Red Cross responds to claims $85m of bushfire donations are yet to be handed out

Australia’s leading charities have defended their plan of action after it was revealed less than one third of donations made for bushfire victims had been handed out.

The Australian Red Cross has so far received a confirmed $95 million to date but revealed on Wednesday only $30 million of that had been distributed to victims.

On Thursday Red Cross Director of Australian Services Noel Clement said the figure raised was now closer to $115 million.

The revelation sparked anger right across the country, with the charity’s failure to release all the funds described as “disgraceful” online.

Mr Clement quashed reports the charity was planning to use the remaining funds to support future disasters during an appearance on Channel Nine’s Today on Thursday morning.

“What we are planning is phases of support for people,” he said.

“The balance of those funds is for the bushfires. What we’re talking about is further immediate relief so as we become clearer on needs we will announce further support and longer term support.

“Keep in mind there are people who will need to rebuild and there are people who will need support for that. We want funds to be able to do that.”

Mr Clement said over 60,000 people have been supported since September.

Pictured is Noel Clement of the Red Cross in a navy suit appearing on Today from Melbourne.
Noel Clement of the Red Cross said funds would not be used for other crises. Source: Today

He said 700 bushfire victims had so far benefited from $10,000 in grants. More than 2500 homes have so far been destroyed nationwide.

Mr Clement said the Red Cross is working through the remaining applications for immediate relief as quickly as possible, with applications normally taking six days.

He said it was vital to ensure the funds ended up in the right hands and that the Red Cross was “committed” to working in affected communities for the next three years.

Charity bosses invited to see the devastation

However NSW Transport Minister Andrew Constance, whose local community on the south coast was ravaged by fire, said the response was unacceptable.

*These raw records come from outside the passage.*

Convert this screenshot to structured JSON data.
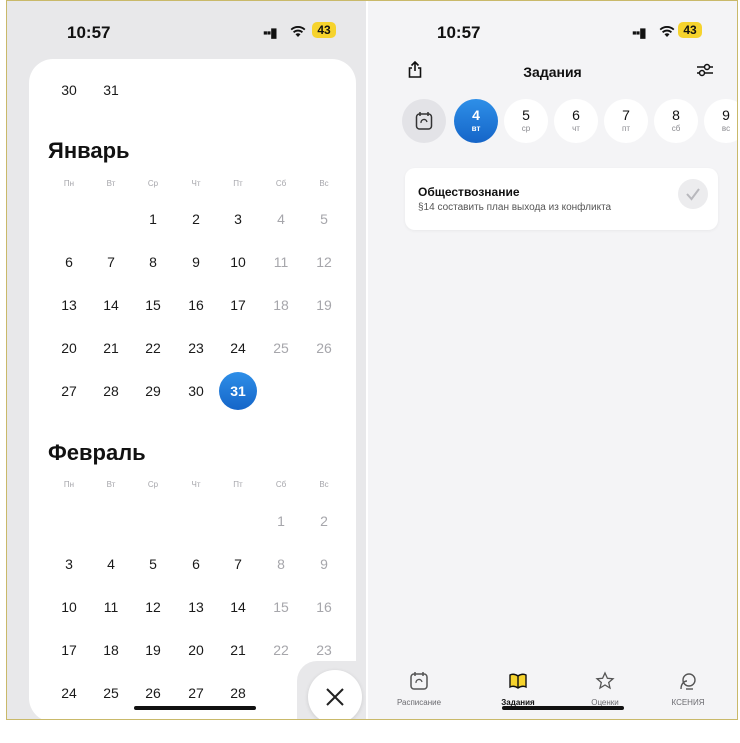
{
  "left_screen": {
    "status": {
      "time": "10:57",
      "battery": "43"
    },
    "top_row": [
      "30",
      "31"
    ],
    "weekdays": [
      "Пн",
      "Вт",
      "Ср",
      "Чт",
      "Пт",
      "Сб",
      "Вс"
    ],
    "january": {
      "title": "Январь",
      "weeks": [
        [
          "",
          "",
          "1",
          "2",
          "3",
          "4",
          "5"
        ],
        [
          "6",
          "7",
          "8",
          "9",
          "10",
          "11",
          "12"
        ],
        [
          "13",
          "14",
          "15",
          "16",
          "17",
          "18",
          "19"
        ],
        [
          "20",
          "21",
          "22",
          "23",
          "24",
          "25",
          "26"
        ],
        [
          "27",
          "28",
          "29",
          "30",
          "31",
          "",
          ""
        ]
      ],
      "selected": "31"
    },
    "february": {
      "title": "Февраль",
      "weeks": [
        [
          "",
          "",
          "",
          "",
          "",
          "1",
          "2"
        ],
        [
          "3",
          "4",
          "5",
          "6",
          "7",
          "8",
          "9"
        ],
        [
          "10",
          "11",
          "12",
          "13",
          "14",
          "15",
          "16"
        ],
        [
          "17",
          "18",
          "19",
          "20",
          "21",
          "22",
          "23"
        ],
        [
          "24",
          "25",
          "26",
          "27",
          "28",
          "",
          ""
        ]
      ]
    },
    "close_icon": "close-icon"
  },
  "right_screen": {
    "status": {
      "time": "10:57",
      "battery": "43"
    },
    "header": {
      "title": "Задания",
      "share_icon": "share-icon",
      "filter_icon": "filter-icon"
    },
    "days": [
      {
        "num": "4",
        "wd": "вт",
        "active": true
      },
      {
        "num": "5",
        "wd": "ср"
      },
      {
        "num": "6",
        "wd": "чт"
      },
      {
        "num": "7",
        "wd": "пт"
      },
      {
        "num": "8",
        "wd": "сб"
      },
      {
        "num": "9",
        "wd": "вс"
      }
    ],
    "task": {
      "subject": "Обществознание",
      "text": "§14 составить план выхода из конфликта"
    },
    "tabs": [
      {
        "label": "Расписание",
        "icon": "schedule-icon"
      },
      {
        "label": "Задания",
        "icon": "book-icon",
        "active": true
      },
      {
        "label": "Оценки",
        "icon": "star-icon"
      },
      {
        "label": "КСЕНИЯ",
        "icon": "profile-icon"
      }
    ]
  },
  "colors": {
    "accent": "#1e7ad8",
    "weekend": "#a6a6ab",
    "battery": "#f6d32d"
  }
}
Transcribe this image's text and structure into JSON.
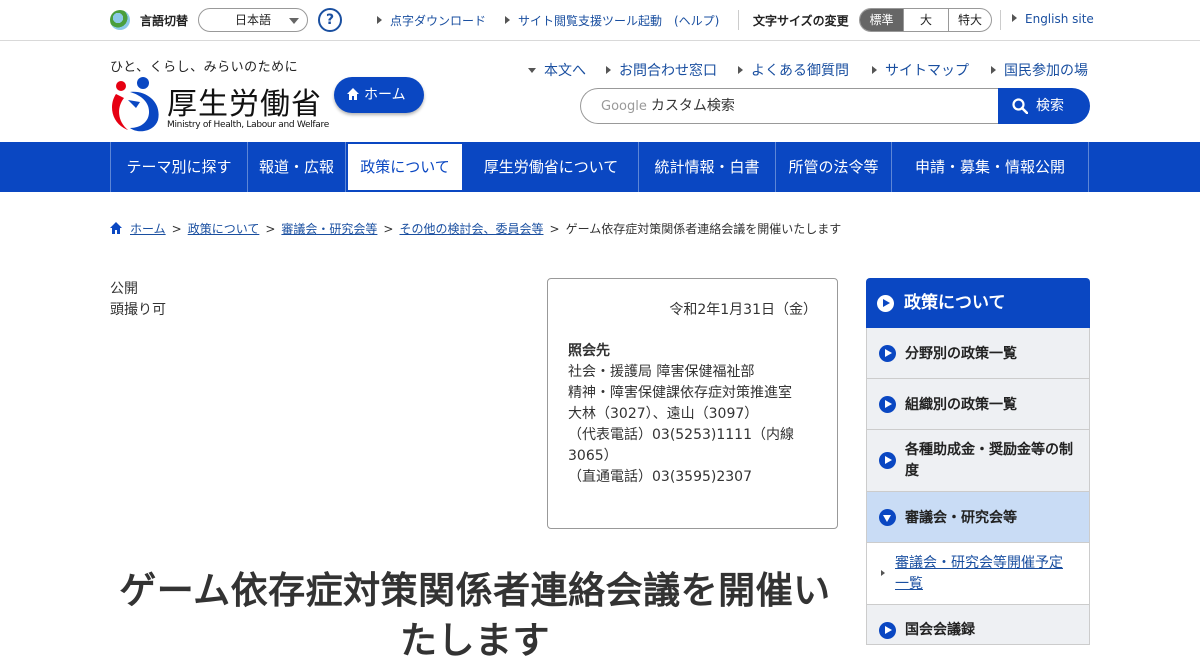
{
  "topbar": {
    "language_label": "言語切替",
    "language_value": "日本語",
    "help": "?",
    "links": [
      "点字ダウンロード",
      "サイト閲覧支援ツール起動　(ヘルプ)"
    ],
    "font_size_label": "文字サイズの変更",
    "font_sizes": [
      "標準",
      "大",
      "特大"
    ],
    "english": "English site"
  },
  "header": {
    "tagline": "ひと、くらし、みらいのために",
    "logo_name": "厚生労働省",
    "logo_en": "Ministry of Health, Labour and Welfare",
    "home_button": "ホーム",
    "links": [
      "本文へ",
      "お問合わせ窓口",
      "よくある御質問",
      "サイトマップ",
      "国民参加の場"
    ],
    "search_brand": "Google",
    "search_text": "カスタム検索",
    "search_button": "検索"
  },
  "gnav": [
    "テーマ別に探す",
    "報道・広報",
    "政策について",
    "厚生労働省について",
    "統計情報・白書",
    "所管の法令等",
    "申請・募集・情報公開"
  ],
  "breadcrumb": {
    "links": [
      "ホーム",
      "政策について",
      "審議会・研究会等",
      "その他の検討会、委員会等"
    ],
    "current": "ゲーム依存症対策関係者連絡会議を開催いたします",
    "separator": ">"
  },
  "meta": [
    "公開",
    "頭撮り可"
  ],
  "contact": {
    "date": "令和2年1月31日（金）",
    "title": "照会先",
    "lines": [
      "社会・援護局 障害保健福祉部",
      "精神・障害保健課依存症対策推進室",
      "大林（3027）、遠山（3097）",
      "（代表電話）03(5253)1111（内線3065）",
      "（直通電話）03(3595)2307"
    ]
  },
  "title": "ゲーム依存症対策関係者連絡会議を開催いたします",
  "side": {
    "heading": "政策について",
    "items": [
      "分野別の政策一覧",
      "組織別の政策一覧",
      "各種助成金・奨励金等の制度",
      "審議会・研究会等"
    ],
    "sub_items": [
      "審議会・研究会等開催予定一覧"
    ],
    "next_item": "国会会議録"
  },
  "colors": {
    "brand_blue": "#0a47c2",
    "link_blue": "#1a4fa0"
  }
}
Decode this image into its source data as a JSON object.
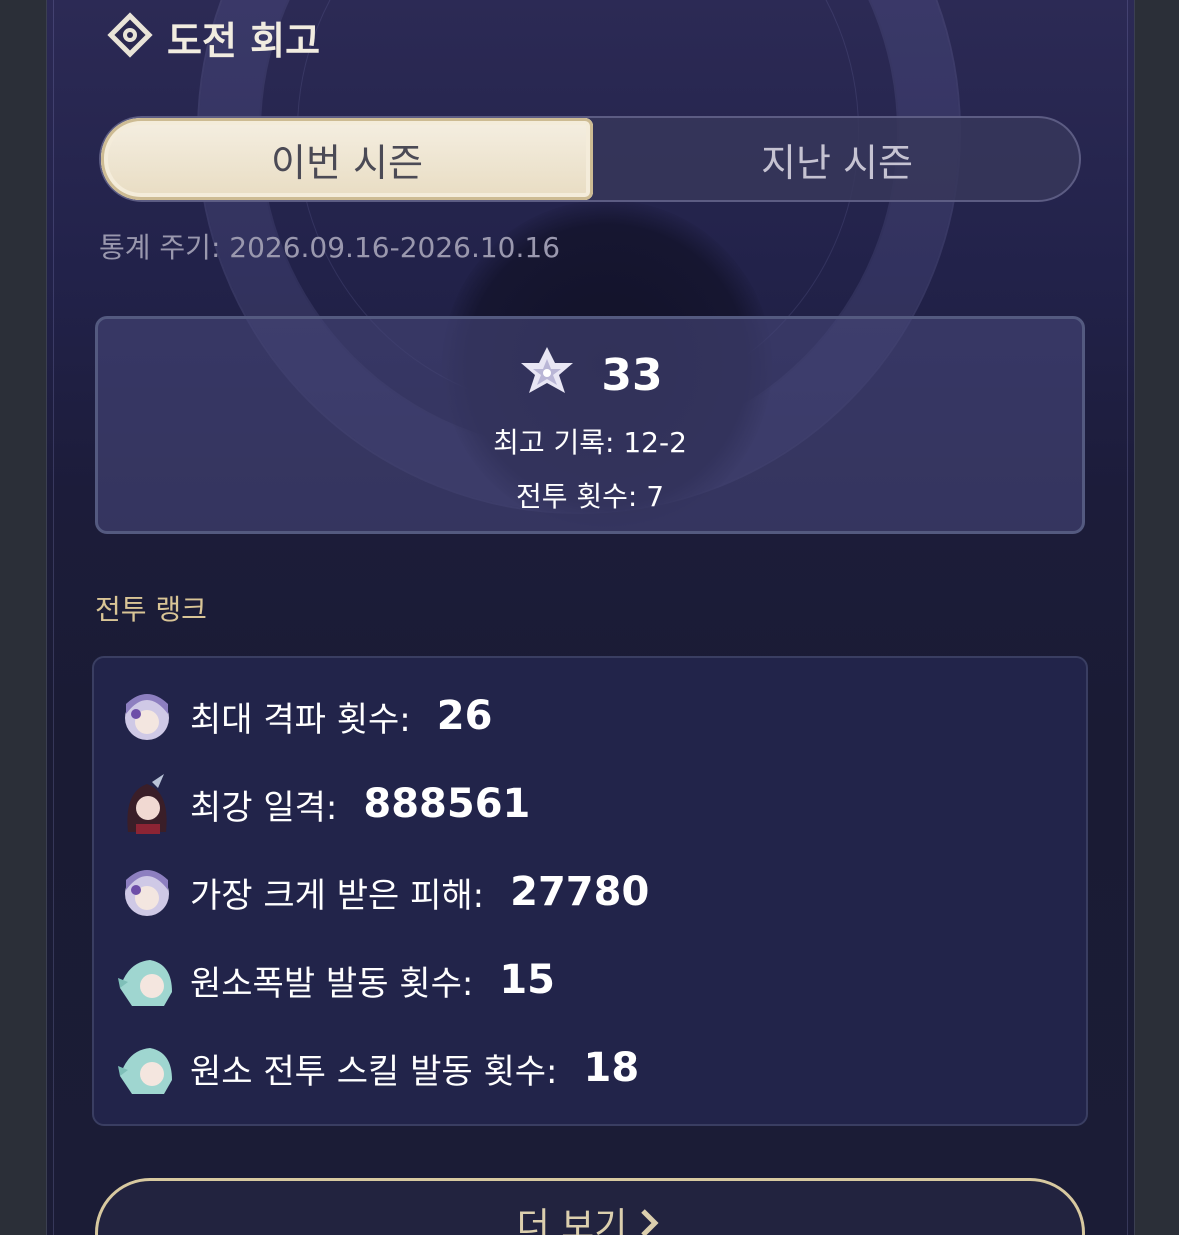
{
  "header": {
    "title": "도전 회고",
    "icon": "abyss-emblem-icon"
  },
  "tabs": [
    {
      "label": "이번 시즌",
      "active": true
    },
    {
      "label": "지난 시즌",
      "active": false
    }
  ],
  "period": "통계 주기: 2026.09.16-2026.10.16",
  "summary": {
    "icon": "star-emblem-icon",
    "stars": "33",
    "best_record": "최고 기록: 12-2",
    "battle_count": "전투 횟수: 7"
  },
  "section_label": "전투 랭크",
  "ranks": [
    {
      "label": "최대 격파 횟수:",
      "value": "26",
      "avatar": "maid-character-avatar"
    },
    {
      "label": "최강 일격:",
      "value": "888561",
      "avatar": "dark-hair-character-avatar"
    },
    {
      "label": "가장 크게 받은 피해:",
      "value": "27780",
      "avatar": "maid-character-avatar"
    },
    {
      "label": "원소폭발 발동 횟수:",
      "value": "15",
      "avatar": "mint-hair-character-avatar"
    },
    {
      "label": "원소 전투 스킬 발동 횟수:",
      "value": "18",
      "avatar": "mint-hair-character-avatar"
    }
  ],
  "more_button": {
    "label": "더 보기",
    "icon": "chevron-right-icon"
  },
  "colors": {
    "accent_gold": "#d9c596",
    "panel_bg": "#1c1c3a",
    "tab_active": "#f1e8d4"
  }
}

“The money is needed now, not sitting in a Red Cross bank account earning interest so they can map out their next three years and do their marketing,” Mr Constance said.

“How dare they say publicly they’re only going to spend a third of the donations on people when people are traumatised and in crisis.”

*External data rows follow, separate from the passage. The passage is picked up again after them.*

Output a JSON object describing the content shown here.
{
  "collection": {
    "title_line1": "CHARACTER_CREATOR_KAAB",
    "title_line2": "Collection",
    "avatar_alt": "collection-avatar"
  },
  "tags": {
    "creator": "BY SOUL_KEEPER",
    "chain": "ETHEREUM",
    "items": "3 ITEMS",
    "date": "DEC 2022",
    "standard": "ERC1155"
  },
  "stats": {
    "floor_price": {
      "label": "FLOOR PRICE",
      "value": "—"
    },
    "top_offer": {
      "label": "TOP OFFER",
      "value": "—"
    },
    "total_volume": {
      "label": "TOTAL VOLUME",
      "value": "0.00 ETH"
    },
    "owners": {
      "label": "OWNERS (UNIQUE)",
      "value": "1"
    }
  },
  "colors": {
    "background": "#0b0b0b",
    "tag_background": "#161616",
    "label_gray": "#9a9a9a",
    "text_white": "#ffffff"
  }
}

CANBERRA, Jan. 18, 2020 -- Photo taken on Jan. 18, 2020 shows a man shedding tears on the property ruins left by the bushfire in Mogo town, a two-hour drive from Canberra, Australia. At least 28 people have lost their lives and more than 2,000 homes been destroyed across the country in this bushfire season in Australia. (Photo by Chu Chen/Xinhua via Getty) (Xinhua/Chu Chen via Getty Images)
Andrew Constance says victims, such as this man and woman pictured in Mogo, need the money now. Source: Getty

He invited charity bosses to visit the decimated communities where Mr Constance said people were sleeping rough in their burnt-out properties.

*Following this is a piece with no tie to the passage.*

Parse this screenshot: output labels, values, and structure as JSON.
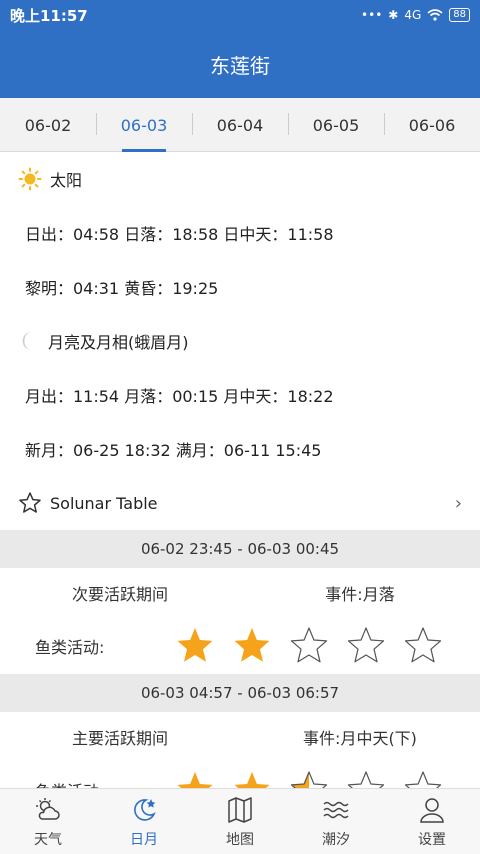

"Meet me in Batemans Bay at 8.00am on Saturday and I'll drive you the 300 kilometres of devastation on the far south coast,” he said.

St Vincent De Paul’s NSW CEO Jack de Groot told 7News he understood Mr Constance’s anger and was willing to accept his offer.

His charity has so far raised $12.5m with $1.1m distributed to eligible victims.

NSW Minister for Police and Emergency Services David Elliott urged charities to “pull your finger out”.

His comments accompanied a wave of anger online, with some vowing never to donate to certain charities again.

“This is going to be one of the worst acts of legalised fraud in Australian history!” one person said on Twitter.

“This is disgusting,” another declared.

Do you have a story tip? Email:

You can also follow us on Facebook, Instagram and Twitter and download the Yahoo News app from the App Store or Google Play.